Diving for home plate is a great idea when you’re a pro baseball player and you’re aiming to score the winning run to clench the World Series at the bottom of the ninth with two outs.
It’s a really bad idea, however, when you’re a middle-aged woman running the streets of your neighborhood one day and you trip and it’s how you land, smack with your left arm outstretch overhead and flat before you can catch yourself.
Yes, this is what I did back in July, just as I was getting ready to join my friend Pam as a pacer for the Vermont 100. About a week and a half before her race I fell and landed on my left shoulder. I tore my rotator cuff and I had to take almost two weeks off running, plus I had to cancel on being a pacer for her race, which I was really looking forward to doing. The way I landed and fell, I still don’t know how I didn’t hit my head as well, which would have been worse.

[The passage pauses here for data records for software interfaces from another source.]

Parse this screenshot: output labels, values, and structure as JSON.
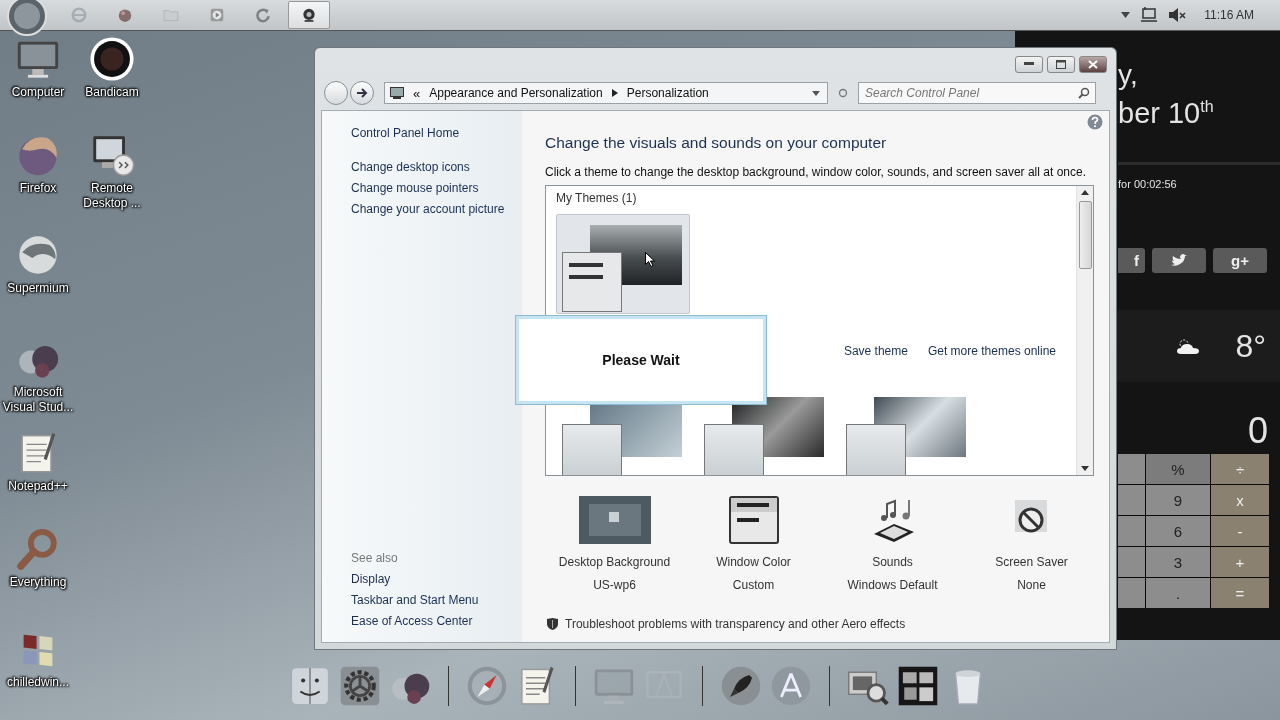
{
  "taskbar": {
    "apps": [
      {
        "selected": false
      },
      {
        "selected": false
      },
      {
        "selected": false
      },
      {
        "selected": false
      },
      {
        "selected": false
      },
      {
        "selected": true
      }
    ],
    "time": "11:16 AM"
  },
  "desktop_icons": [
    {
      "label": "Computer"
    },
    {
      "label": "Bandicam"
    },
    {
      "label": "Firefox"
    },
    {
      "label": "Remote Desktop ..."
    },
    {
      "label": "Supermium"
    },
    {
      "label": "Microsoft Visual Stud..."
    },
    {
      "label": "Notepad++"
    },
    {
      "label": "Everything"
    },
    {
      "label": "chilledwin..."
    }
  ],
  "widget_panel": {
    "greeting": "y,",
    "date": "ber 10$^{th}$",
    "timer": "for 00:02:56",
    "social": [
      "f",
      "g+"
    ],
    "temperature": "8°",
    "calculator_display": "0",
    "keys": [
      {
        "label": "%",
        "kind": "function"
      },
      {
        "label": "÷",
        "kind": "operator"
      },
      {
        "label": "9",
        "kind": "number"
      },
      {
        "label": "x",
        "kind": "operator"
      },
      {
        "label": "6",
        "kind": "number"
      },
      {
        "label": "-",
        "kind": "operator"
      },
      {
        "label": "3",
        "kind": "number"
      },
      {
        "label": "+",
        "kind": "operator"
      },
      {
        "label": ".",
        "kind": "number"
      },
      {
        "label": "=",
        "kind": "operator"
      }
    ]
  },
  "window": {
    "address": {
      "overflow": "«",
      "crumbs": [
        "Appearance and Personalization",
        "Personalization"
      ],
      "search_placeholder": "Search Control Panel"
    },
    "left_pane": {
      "home": "Control Panel Home",
      "tasks": [
        "Change desktop icons",
        "Change mouse pointers",
        "Change your account picture"
      ],
      "see_also_title": "See also",
      "see_also": [
        "Display",
        "Taskbar and Start Menu",
        "Ease of Access Center"
      ]
    },
    "title": "Change the visuals and sounds on your computer",
    "subtitle": "Click a theme to change the desktop background, window color, sounds, and screen saver all at once.",
    "themes": {
      "group_title": "My Themes (1)",
      "my_themes": [
        {
          "selected": true
        }
      ],
      "actions": [
        "Save theme",
        "Get more themes online"
      ],
      "installed_themes": [
        {
          "selected": false
        },
        {
          "selected": false
        },
        {
          "selected": false
        }
      ]
    },
    "settings": [
      {
        "label": "Desktop Background",
        "value": "US-wp6"
      },
      {
        "label": "Window Color",
        "value": "Custom"
      },
      {
        "label": "Sounds",
        "value": "Windows Default"
      },
      {
        "label": "Screen Saver",
        "value": "None"
      }
    ],
    "troubleshoot": "Troubleshoot problems with transparency and other Aero effects",
    "dialog": {
      "message": "Please Wait"
    }
  },
  "dock": {
    "groups": [
      [
        {
          "dimmed": false
        },
        {
          "dimmed": false
        },
        {
          "dimmed": false
        }
      ],
      [
        {
          "dimmed": false
        },
        {
          "dimmed": false
        }
      ],
      [
        {
          "dimmed": true
        },
        {
          "dimmed": true
        }
      ],
      [
        {
          "dimmed": false
        },
        {
          "dimmed": false
        }
      ],
      [
        {
          "dimmed": false
        },
        {
          "dimmed": false
        },
        {
          "dimmed": false
        }
      ]
    ]
  }
}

A guardian angel must have been watching out for me.
My shoulder injury was a first — it was running related and yet had nothing to do with my legs or lower body. Still, it has affected me and my running. I had to ease back into running and my mileage as my shoulder was tender those first few weeks when I ran. Initially, the worst part of the injury was trying to wash my hair or pull off a jog bra over head. It also made upper body cross training almost impossible.
I’ve been in physical therapy for a few months now and I’m happy to report that I am almost back to full use of my left arm and shoulder, with minor or little discomfort, but it’s taken a loooooong time to heal, about three months now.
The whole episode has taught me many lessons: Pay attention when you’re running, even on your everyday route. Don’t take your health for granted because you never know when something bad can happen. Running uses more than just your legs — you need your whole body to cooperate and do well. You gotta take good care of yourself. Healing takes patience and lots of time, especially as you get older. Our bodies change, whether want them to or like it or not.
I’m not completely out of the woods yet, and I’ve noticed I get vertigo easier lately. A few times since my accident I’ve caught myself almost tripping again, especially as I get tired over the weeks from my collective training. During the summer I took my son to a local amusement park and I tried to ride some of the big, crazy rides with him and I found myself struggling. I never got motion sick when I was younger and I used to love that stuff, but now I can’t do it anymore or have to be more cautious if I do.
This past week I swam for the first time and I have progressed with physical therapy to doing modified planks and only needed to visit my therapist every two weeks. I am healing and grateful for it, but I also have no illusions. I’m going to have be careful with that shoulder from now on, probably for the rest of my life, so as not set it off again or re-injury it. I was lucky to not need surgical repair for it. Human beings are simply not built for “diving for plate” on concrete surfaces, even midlife ninjas like myself. No “Run. Fall, Heal, Repeat,” is needed in my world and I hope I have filled my quota for awhile, thank you very much.
My training, despite the craziness of my mishap, is going well and so is the rest of life. My husband has been participating in bike rides and races. My kids are getting bigger and more independent and they are doing well in school and their activities. I’m now a grad student at the UC Denver Urban Community Teacher Education program and I’m enjoying it, learning a lot and doing well. I’m running and training well, too. Here’s proof. In September I did the Equinox Half Marathon in Fort Collins, Colorado, as a training pace run for my next marathon, the California International Marathon.
The Equinox race is well organized and I loved the scenery. My only complaint would be that it takes place on road in Poudre Canyon and it’s kept open to traffic, which means you can only run on one side, you have to dodge cars, and it tends to be sloped heavily. My hips didn’t care for the sloping/uneven pavement. Overall, however, it’s a good local race for Coloradans.
Resilience comes in all forms — mental, physical and emotional. While I would rather not repeat my shoulder injury I am grateful for the lessons I’ve learned and looking forward to running in Sacramento in December. I’ll keep you posted on my progress.
“Aging is inevitable, but growing older is a choice. Lace up your shoes and let’s go!”
Today is a rest day; Mileage for 2014: 1,338